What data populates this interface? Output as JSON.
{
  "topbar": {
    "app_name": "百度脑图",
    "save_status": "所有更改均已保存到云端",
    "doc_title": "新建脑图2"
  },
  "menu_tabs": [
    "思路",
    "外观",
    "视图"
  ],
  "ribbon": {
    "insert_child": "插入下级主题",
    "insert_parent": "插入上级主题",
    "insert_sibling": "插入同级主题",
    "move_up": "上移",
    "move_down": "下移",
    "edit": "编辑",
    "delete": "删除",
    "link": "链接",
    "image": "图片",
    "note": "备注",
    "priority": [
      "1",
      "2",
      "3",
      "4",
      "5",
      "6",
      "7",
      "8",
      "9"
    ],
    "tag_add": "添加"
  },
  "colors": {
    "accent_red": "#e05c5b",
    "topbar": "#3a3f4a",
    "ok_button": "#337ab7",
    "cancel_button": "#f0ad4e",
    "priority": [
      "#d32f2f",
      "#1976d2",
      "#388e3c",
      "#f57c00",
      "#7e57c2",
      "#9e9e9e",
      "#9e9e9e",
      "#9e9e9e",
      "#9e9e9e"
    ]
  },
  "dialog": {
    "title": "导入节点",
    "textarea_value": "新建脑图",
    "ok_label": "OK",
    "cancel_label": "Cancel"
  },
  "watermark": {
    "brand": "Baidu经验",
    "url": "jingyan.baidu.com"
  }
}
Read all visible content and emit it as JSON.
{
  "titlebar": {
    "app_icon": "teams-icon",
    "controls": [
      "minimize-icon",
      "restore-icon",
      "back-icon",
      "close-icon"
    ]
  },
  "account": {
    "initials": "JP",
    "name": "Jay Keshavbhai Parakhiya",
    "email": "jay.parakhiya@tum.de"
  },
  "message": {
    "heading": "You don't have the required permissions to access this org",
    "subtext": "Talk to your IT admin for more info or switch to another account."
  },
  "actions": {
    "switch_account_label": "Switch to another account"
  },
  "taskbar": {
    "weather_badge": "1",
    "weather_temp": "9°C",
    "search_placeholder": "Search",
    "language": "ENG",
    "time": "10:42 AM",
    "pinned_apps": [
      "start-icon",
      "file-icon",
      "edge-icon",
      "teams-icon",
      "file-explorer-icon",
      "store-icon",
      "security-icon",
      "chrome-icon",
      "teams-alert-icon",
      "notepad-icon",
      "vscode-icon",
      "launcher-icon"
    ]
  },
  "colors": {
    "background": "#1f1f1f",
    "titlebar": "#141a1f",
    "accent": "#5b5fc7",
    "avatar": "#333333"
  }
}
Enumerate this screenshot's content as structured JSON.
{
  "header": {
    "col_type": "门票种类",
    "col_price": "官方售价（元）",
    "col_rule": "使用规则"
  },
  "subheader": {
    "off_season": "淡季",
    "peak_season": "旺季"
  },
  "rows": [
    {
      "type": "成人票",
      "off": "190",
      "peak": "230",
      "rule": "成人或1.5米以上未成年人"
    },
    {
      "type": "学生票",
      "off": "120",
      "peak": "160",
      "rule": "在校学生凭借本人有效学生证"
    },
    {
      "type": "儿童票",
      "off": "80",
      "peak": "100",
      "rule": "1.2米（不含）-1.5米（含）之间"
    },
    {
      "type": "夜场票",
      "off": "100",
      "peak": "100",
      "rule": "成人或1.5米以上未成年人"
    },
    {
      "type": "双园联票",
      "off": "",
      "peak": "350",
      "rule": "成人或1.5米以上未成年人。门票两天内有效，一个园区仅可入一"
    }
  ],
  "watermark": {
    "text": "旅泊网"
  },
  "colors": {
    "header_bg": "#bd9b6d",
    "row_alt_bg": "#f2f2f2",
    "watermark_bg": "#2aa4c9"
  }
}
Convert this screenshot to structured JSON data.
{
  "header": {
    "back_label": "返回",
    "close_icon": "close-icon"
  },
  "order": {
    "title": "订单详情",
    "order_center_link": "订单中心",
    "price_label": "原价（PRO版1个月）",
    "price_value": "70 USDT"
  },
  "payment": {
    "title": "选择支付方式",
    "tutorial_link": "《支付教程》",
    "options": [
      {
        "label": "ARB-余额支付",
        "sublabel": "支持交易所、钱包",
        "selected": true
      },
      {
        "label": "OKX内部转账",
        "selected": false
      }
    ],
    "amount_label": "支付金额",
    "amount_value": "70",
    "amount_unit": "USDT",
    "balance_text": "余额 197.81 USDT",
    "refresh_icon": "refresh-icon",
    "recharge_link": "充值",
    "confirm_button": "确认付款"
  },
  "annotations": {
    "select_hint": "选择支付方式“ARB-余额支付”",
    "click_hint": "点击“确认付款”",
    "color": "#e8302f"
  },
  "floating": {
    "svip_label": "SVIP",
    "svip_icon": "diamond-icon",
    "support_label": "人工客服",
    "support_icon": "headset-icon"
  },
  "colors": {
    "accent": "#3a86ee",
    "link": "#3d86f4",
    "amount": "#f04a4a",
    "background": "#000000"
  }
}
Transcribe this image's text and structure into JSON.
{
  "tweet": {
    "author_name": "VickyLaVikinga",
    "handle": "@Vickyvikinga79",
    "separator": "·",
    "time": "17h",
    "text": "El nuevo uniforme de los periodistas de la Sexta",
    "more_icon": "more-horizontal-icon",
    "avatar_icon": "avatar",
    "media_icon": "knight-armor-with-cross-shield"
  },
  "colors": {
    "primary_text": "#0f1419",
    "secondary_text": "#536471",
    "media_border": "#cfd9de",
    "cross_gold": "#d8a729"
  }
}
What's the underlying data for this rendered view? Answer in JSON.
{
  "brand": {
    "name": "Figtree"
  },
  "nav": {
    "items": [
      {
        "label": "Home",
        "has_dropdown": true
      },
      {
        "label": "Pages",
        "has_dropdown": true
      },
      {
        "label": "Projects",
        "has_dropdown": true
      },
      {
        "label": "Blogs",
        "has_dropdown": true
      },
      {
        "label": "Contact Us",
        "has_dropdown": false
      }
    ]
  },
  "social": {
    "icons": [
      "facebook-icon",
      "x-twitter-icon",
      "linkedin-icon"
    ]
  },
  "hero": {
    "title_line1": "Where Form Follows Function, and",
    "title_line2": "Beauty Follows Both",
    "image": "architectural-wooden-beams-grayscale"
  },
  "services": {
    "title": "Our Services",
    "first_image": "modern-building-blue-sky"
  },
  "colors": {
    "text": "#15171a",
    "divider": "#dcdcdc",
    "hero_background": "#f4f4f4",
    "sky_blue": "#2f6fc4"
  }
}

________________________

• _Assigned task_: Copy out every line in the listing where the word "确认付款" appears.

• _Completed exercise_:
    "confirm_button": "确认付款"
    "click_hint": "点击“确认付款”",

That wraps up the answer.